### TASK GOAL
The records below should be printed once more, exactly as they appear.

MATERIAL FOR THIS EXERCISE below:

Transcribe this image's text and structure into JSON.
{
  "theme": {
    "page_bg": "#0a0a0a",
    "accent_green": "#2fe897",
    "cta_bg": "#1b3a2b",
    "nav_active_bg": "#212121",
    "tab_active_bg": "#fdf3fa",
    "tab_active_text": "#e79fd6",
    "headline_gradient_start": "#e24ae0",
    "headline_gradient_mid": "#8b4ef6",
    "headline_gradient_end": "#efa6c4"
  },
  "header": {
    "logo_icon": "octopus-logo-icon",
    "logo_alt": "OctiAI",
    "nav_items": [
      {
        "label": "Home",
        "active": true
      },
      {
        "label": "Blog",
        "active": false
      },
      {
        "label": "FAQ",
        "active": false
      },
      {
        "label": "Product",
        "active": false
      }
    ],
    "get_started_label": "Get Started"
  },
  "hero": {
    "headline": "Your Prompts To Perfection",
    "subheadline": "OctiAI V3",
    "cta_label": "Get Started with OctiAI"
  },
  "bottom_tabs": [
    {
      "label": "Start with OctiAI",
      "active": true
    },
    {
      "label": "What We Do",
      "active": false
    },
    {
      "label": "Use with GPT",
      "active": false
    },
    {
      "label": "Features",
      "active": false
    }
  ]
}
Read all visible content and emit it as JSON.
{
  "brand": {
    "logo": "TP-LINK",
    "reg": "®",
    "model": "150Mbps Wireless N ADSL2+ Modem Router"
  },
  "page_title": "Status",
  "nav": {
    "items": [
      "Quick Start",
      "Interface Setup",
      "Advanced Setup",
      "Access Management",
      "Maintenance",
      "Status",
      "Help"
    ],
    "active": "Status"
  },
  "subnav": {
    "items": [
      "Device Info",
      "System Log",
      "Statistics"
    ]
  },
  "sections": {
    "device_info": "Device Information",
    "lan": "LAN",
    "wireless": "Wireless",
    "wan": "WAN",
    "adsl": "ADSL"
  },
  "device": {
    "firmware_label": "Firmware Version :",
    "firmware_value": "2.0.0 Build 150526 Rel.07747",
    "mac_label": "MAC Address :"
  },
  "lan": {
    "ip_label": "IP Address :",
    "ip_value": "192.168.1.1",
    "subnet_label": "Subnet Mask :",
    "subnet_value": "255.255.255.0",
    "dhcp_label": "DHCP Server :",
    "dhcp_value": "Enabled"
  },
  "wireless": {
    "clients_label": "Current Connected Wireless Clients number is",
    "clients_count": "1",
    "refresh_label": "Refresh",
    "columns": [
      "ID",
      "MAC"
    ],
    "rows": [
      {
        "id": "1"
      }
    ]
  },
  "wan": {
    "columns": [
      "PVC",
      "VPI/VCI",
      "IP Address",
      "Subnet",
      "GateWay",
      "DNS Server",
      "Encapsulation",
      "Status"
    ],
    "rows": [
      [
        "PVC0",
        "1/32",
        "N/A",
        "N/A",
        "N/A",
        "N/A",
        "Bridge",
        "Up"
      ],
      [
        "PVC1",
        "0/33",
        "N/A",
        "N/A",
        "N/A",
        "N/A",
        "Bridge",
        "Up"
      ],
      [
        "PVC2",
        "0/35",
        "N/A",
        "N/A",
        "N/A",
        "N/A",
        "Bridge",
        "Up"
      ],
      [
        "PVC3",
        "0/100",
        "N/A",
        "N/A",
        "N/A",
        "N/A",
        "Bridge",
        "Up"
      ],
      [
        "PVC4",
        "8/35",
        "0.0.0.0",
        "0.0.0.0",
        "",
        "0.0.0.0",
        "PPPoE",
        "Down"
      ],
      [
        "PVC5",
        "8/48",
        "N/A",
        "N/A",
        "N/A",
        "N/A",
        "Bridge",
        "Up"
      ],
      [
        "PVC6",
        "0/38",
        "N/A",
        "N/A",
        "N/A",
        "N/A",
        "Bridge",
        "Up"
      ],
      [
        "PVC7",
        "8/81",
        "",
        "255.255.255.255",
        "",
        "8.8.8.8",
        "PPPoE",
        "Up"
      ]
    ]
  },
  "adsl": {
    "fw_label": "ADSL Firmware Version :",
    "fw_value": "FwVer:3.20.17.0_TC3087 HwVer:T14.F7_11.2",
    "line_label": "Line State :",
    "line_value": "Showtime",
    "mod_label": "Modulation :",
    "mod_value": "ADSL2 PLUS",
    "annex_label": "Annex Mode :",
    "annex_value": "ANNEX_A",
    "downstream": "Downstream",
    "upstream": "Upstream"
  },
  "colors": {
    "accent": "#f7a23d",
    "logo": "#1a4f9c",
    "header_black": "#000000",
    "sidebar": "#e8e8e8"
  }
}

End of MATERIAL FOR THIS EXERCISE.

### FINISHED EXERCISE
Transcribe this image's text and structure into JSON.
{
  "theme": {
    "page_bg": "#0a0a0a",
    "accent_green": "#2fe897",
    "cta_bg": "#1b3a2b",
    "nav_active_bg": "#212121",
    "tab_active_bg": "#fdf3fa",
    "tab_active_text": "#e79fd6",
    "headline_gradient_start": "#e24ae0",
    "headline_gradient_mid": "#8b4ef6",
    "headline_gradient_end": "#efa6c4"
  },
  "header": {
    "logo_icon": "octopus-logo-icon",
    "logo_alt": "OctiAI",
    "nav_items": [
      {
        "label": "Home",
        "active": true
      },
      {
        "label": "Blog",
        "active": false
      },
      {
        "label": "FAQ",
        "active": false
      },
      {
        "label": "Product",
        "active": false
      }
    ],
    "get_started_label": "Get Started"
  },
  "hero": {
    "headline": "Your Prompts To Perfection",
    "subheadline": "OctiAI V3",
    "cta_label": "Get Started with OctiAI"
  },
  "bottom_tabs": [
    {
      "label": "Start with OctiAI",
      "active": true
    },
    {
      "label": "What We Do",
      "active": false
    },
    {
      "label": "Use with GPT",
      "active": false
    },
    {
      "label": "Features",
      "active": false
    }
  ]
}
Read all visible content and emit it as JSON.
{
  "brand": {
    "logo": "TP-LINK",
    "reg": "®",
    "model": "150Mbps Wireless N ADSL2+ Modem Router"
  },
  "page_title": "Status",
  "nav": {
    "items": [
      "Quick Start",
      "Interface Setup",
      "Advanced Setup",
      "Access Management",
      "Maintenance",
      "Status",
      "Help"
    ],
    "active": "Status"
  },
  "subnav": {
    "items": [
      "Device Info",
      "System Log",
      "Statistics"
    ]
  },
  "sections": {
    "device_info": "Device Information",
    "lan": "LAN",
    "wireless": "Wireless",
    "wan": "WAN",
    "adsl": "ADSL"
  },
  "device": {
    "firmware_label": "Firmware Version :",
    "firmware_value": "2.0.0 Build 150526 Rel.07747",
    "mac_label": "MAC Address :"
  },
  "lan": {
    "ip_label": "IP Address :",
    "ip_value": "192.168.1.1",
    "subnet_label": "Subnet Mask :",
    "subnet_value": "255.255.255.0",
    "dhcp_label": "DHCP Server :",
    "dhcp_value": "Enabled"
  },
  "wireless": {
    "clients_label": "Current Connected Wireless Clients number is",
    "clients_count": "1",
    "refresh_label": "Refresh",
    "columns": [
      "ID",
      "MAC"
    ],
    "rows": [
      {
        "id": "1"
      }
    ]
  },
  "wan": {
    "columns": [
      "PVC",
      "VPI/VCI",
      "IP Address",
      "Subnet",
      "GateWay",
      "DNS Server",
      "Encapsulation",
      "Status"
    ],
    "rows": [
      [
        "PVC0",
        "1/32",
        "N/A",
        "N/A",
        "N/A",
        "N/A",
        "Bridge",
        "Up"
      ],
      [
        "PVC1",
        "0/33",
        "N/A",
        "N/A",
        "N/A",
        "N/A",
        "Bridge",
        "Up"
      ],
      [
        "PVC2",
        "0/35",
        "N/A",
        "N/A",
        "N/A",
        "N/A",
        "Bridge",
        "Up"
      ],
      [
        "PVC3",
        "0/100",
        "N/A",
        "N/A",
        "N/A",
        "N/A",
        "Bridge",
        "Up"
      ],
      [
        "PVC4",
        "8/35",
        "0.0.0.0",
        "0.0.0.0",
        "",
        "0.0.0.0",
        "PPPoE",
        "Down"
      ],
      [
        "PVC5",
        "8/48",
        "N/A",
        "N/A",
        "N/A",
        "N/A",
        "Bridge",
        "Up"
      ],
      [
        "PVC6",
        "0/38",
        "N/A",
        "N/A",
        "N/A",
        "N/A",
        "Bridge",
        "Up"
      ],
      [
        "PVC7",
        "8/81",
        "",
        "255.255.255.255",
        "",
        "8.8.8.8",
        "PPPoE",
        "Up"
      ]
    ]
  },
  "adsl": {
    "fw_label": "ADSL Firmware Version :",
    "fw_value": "FwVer:3.20.17.0_TC3087 HwVer:T14.F7_11.2",
    "line_label": "Line State :",
    "line_value": "Showtime",
    "mod_label": "Modulation :",
    "mod_value": "ADSL2 PLUS",
    "annex_label": "Annex Mode :",
    "annex_value": "ANNEX_A",
    "downstream": "Downstream",
    "upstream": "Upstream"
  },
  "colors": {
    "accent": "#f7a23d",
    "logo": "#1a4f9c",
    "header_black": "#000000",
    "sidebar": "#e8e8e8"
  }
}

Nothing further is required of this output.